agriculture

Breaking the cycle of rural poverty

In light of the United Nation’s Sustainable Development Goals and World Food Day 2015: breaking the cycle of rural poverty we look back to our…

World Day against Child Labour

Wilton Park reflects upon the international problem of Child Labour and efforts to combat it going forward. In the modern world it is estimated by…

World Environment Day 2015

This year’s theme is ‘Seven Billion Dreams. One Planet. Consume with Care’ aiming to target the increasing levels of consumption across the globe which fuel…

FCO Emerging Powers Fund: bringing diversity to Wilton Park conferences

With the help of the Emerging Powers (EP) Fund, we have drawn a huge range of speakers and participants from countries across Asia, Africa and…

Global food, agriculture and land use: sharing insights from our series
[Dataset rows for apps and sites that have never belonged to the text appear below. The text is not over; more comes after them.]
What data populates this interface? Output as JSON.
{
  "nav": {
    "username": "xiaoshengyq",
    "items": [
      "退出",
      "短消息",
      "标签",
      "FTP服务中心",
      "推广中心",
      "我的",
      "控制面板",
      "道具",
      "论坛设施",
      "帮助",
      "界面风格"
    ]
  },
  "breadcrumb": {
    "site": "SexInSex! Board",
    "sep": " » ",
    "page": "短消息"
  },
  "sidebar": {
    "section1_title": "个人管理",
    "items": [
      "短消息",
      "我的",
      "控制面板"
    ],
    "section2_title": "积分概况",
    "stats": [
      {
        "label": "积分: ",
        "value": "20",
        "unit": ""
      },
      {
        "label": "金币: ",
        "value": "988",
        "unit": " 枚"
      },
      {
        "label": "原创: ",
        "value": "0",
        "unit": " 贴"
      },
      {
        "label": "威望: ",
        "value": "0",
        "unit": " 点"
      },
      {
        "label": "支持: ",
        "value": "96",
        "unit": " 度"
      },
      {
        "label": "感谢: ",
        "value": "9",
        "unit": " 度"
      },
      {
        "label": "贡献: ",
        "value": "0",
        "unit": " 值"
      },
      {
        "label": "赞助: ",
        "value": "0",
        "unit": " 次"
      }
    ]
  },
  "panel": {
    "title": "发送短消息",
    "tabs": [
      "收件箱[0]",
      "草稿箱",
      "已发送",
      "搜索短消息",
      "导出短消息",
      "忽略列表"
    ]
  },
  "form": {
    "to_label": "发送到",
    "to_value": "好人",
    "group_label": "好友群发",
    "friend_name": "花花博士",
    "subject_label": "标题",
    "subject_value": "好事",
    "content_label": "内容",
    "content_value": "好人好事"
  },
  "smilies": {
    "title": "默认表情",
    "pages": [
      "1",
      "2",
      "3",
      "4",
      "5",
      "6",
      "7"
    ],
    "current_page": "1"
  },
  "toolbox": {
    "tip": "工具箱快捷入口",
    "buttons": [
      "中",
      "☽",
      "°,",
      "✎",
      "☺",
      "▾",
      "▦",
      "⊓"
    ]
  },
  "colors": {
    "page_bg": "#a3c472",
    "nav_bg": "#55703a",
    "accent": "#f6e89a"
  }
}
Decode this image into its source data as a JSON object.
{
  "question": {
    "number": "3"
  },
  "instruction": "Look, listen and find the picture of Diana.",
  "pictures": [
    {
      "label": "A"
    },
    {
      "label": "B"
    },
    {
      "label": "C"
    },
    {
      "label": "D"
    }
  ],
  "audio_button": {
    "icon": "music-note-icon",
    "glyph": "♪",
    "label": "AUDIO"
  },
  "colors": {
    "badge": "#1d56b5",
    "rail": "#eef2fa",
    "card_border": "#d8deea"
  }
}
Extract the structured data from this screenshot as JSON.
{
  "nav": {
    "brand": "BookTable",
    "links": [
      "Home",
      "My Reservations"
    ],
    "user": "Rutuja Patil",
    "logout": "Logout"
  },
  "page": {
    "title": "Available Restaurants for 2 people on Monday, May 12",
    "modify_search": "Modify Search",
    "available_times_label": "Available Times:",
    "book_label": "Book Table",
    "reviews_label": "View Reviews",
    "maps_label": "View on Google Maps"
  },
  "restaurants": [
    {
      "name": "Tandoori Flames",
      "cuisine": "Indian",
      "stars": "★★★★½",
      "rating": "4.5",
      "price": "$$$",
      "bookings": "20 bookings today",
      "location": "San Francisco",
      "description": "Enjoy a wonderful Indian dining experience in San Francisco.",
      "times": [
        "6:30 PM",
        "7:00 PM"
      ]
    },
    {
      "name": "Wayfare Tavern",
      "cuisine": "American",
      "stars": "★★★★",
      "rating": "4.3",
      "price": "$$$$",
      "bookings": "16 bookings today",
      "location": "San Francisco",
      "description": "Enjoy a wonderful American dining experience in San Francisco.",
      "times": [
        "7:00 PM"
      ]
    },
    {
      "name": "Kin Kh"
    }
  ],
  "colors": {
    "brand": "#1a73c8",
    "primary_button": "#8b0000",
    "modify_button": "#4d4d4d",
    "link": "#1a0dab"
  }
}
After the end of our three year, six part conference series on global food and agriculture systems, we launch a set of resources to share…

World Humanitarian Day 2013

Today is World Humanitarian Day – the fourth such day since the date was designated as such in 2009. The day commemorates the…

Think. Eat. Save.
Our series of conferences on global agriculture, food and land use links to 2013 World Environment Day theme

Our conference series on global agriculture, food and land use ties in with the focus of this year’s World Environment Day on reducing food waste…

Food adventurer, Stefan Gates surprises conference participants with unusual gastronomic delights

Stefan Gates provided a thought provoking contribution to our recent conference on global agriculture, food and land use, surprising the participants with a selection of…

Reflections on World Water Day

The 20th World Water day provides important opportunity to focus on the need for greater cooperation and management of water resources. Today is the 20th…

Forecasting the future of resource use in a changing world

All states will face significant challenges over the next two decades as natural resources become increasingly scarce. However, managed intelligently, these problems are not insuperable.